On Monday, June 5th our topics of the day were ‘Refugees’ and ‘Greece’. I could give you an elaborate overview of our program that day and tell you for example that we kicked off the day by watching the documentary ‘We Are Here’ followed by a talk of human rights lawyer Jelle Klaas, who works with the Public Interest Litigation Project (PILP). However, I am not going to do this. Don’t get me wrong, it was a day full of informing and eye-opening talks (e.g. the story of Keyya Baloch from Balochistan who told us his horrific story about the ongoing war in Balochistan) with which I could easily fill this blog.
Instead, I want to focus on what I consider a critical lesson of this day. After the talk by Sanne Mylonas, ex-entrepreneur in Greece, we were invited to the Wereldhuis (“Worldhouse”), a center of information, counseling, education, and culture for undocumented migrants. We were given the chance to experience, listen, and talk to the people that Jelle Klaas introduced us to earlier that day. At the Wereldhuis, Izzy Abu Hassan Bangura shared his story about the work they are doing:
“Approximately 15.000 undocumented people live in Amsterdam; all of them have their own story. Some of them are refugees or rejected asylum seekers. The Wereldhuis is the place where they are not dependent on others for a while. They can come here for advice and counseling. Most of the activities in the Wereldhuis are developed by undocumented migrants themselves.”
After Izzy’s introduction, he showed us a video about diversity. Now, what happened afterwards is critical. Our group took over the debate and continued our heated academic discussion without taking the people who welcomed us into account, at all.

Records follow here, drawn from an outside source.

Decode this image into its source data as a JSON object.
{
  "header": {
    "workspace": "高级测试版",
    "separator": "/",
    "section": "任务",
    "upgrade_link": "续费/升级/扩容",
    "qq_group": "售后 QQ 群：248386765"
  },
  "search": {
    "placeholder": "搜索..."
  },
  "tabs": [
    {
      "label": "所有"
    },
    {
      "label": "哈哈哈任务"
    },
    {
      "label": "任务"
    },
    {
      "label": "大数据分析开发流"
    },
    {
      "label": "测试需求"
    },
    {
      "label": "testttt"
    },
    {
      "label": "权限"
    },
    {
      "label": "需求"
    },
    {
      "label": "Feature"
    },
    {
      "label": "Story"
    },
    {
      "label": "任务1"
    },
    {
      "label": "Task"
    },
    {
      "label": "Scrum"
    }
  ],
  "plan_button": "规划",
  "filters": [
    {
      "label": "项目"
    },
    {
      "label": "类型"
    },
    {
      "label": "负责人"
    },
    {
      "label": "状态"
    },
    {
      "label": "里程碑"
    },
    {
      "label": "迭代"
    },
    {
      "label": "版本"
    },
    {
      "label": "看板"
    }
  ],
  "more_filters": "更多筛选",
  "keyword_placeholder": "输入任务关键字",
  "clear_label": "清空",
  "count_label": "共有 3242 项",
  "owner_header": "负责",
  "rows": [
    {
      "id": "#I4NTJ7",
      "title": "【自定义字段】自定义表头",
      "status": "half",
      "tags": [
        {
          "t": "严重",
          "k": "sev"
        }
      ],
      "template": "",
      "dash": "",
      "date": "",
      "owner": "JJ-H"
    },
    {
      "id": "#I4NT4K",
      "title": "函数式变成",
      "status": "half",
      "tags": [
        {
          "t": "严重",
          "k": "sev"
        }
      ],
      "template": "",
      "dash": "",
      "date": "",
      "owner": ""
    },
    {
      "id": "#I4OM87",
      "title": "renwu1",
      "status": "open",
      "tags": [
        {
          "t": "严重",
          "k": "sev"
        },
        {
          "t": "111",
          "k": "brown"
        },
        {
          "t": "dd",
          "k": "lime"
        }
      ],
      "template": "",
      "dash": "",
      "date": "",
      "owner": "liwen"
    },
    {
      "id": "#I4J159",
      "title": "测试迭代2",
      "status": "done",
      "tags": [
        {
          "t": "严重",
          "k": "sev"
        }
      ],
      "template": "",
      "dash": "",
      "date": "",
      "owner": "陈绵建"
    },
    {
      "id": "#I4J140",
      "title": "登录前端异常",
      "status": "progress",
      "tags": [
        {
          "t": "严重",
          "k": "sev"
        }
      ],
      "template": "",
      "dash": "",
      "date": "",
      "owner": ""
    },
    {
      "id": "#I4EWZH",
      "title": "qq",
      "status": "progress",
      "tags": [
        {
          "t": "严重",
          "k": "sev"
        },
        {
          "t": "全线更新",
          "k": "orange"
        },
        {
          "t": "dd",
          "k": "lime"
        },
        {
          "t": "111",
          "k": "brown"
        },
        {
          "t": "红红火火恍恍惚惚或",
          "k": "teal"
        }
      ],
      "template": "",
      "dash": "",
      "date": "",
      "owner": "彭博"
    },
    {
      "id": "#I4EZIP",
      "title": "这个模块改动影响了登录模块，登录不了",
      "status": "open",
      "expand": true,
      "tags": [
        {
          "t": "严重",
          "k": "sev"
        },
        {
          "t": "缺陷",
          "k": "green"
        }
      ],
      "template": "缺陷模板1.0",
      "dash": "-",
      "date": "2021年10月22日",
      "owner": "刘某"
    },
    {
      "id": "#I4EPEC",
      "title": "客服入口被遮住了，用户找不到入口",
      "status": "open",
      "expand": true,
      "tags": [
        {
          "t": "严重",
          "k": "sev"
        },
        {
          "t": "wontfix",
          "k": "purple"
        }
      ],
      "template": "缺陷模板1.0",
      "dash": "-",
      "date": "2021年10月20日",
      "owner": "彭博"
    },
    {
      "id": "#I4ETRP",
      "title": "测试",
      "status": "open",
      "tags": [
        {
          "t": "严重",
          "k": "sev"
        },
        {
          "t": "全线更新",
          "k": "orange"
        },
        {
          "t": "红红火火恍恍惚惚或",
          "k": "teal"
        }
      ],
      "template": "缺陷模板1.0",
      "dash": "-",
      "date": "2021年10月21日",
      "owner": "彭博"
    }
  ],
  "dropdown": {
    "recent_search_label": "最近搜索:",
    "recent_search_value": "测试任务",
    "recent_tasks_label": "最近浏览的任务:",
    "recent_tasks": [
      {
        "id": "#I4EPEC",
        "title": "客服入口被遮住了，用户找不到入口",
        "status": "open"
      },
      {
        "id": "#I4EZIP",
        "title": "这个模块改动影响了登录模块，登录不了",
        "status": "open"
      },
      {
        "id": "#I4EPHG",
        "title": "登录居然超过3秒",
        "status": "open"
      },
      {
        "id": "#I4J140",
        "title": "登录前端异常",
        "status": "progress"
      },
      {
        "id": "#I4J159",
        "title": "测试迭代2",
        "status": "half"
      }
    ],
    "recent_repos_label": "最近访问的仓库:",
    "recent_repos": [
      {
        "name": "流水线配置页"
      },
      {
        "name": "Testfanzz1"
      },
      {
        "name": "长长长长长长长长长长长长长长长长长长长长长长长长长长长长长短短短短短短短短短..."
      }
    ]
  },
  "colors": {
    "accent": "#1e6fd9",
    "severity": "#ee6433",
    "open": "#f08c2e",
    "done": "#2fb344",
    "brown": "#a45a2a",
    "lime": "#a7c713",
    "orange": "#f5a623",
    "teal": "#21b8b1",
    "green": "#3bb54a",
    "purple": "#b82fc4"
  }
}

This brings us to a crucial issue that has been occurring repeatedly over the past week. We are a group of intelligent, well-educated, international (ex-) students with a strong commitment to human rights. We have been brought together by Humanity in Action because we all feel a responsibility to put our academic knowledge into practice. However, at times, this results in reproducing our privilege as scholars. The day after our meeting at the Wereldhuis Judith Goldstein, founder of HiA reminded us of what went wrong that day: we forgot about our goals as activists, we forgot about the people who inspire us. I hope, together with the rest of the group, that during this month the program will help us to find ways to put our words into action.
P.s. tomorrow, on June 8th, a social media campaign on Twitter will be launched using the hashtag #BalochMissingPersonsDay. It brings awareness to what is happening in Balochistan, check it out.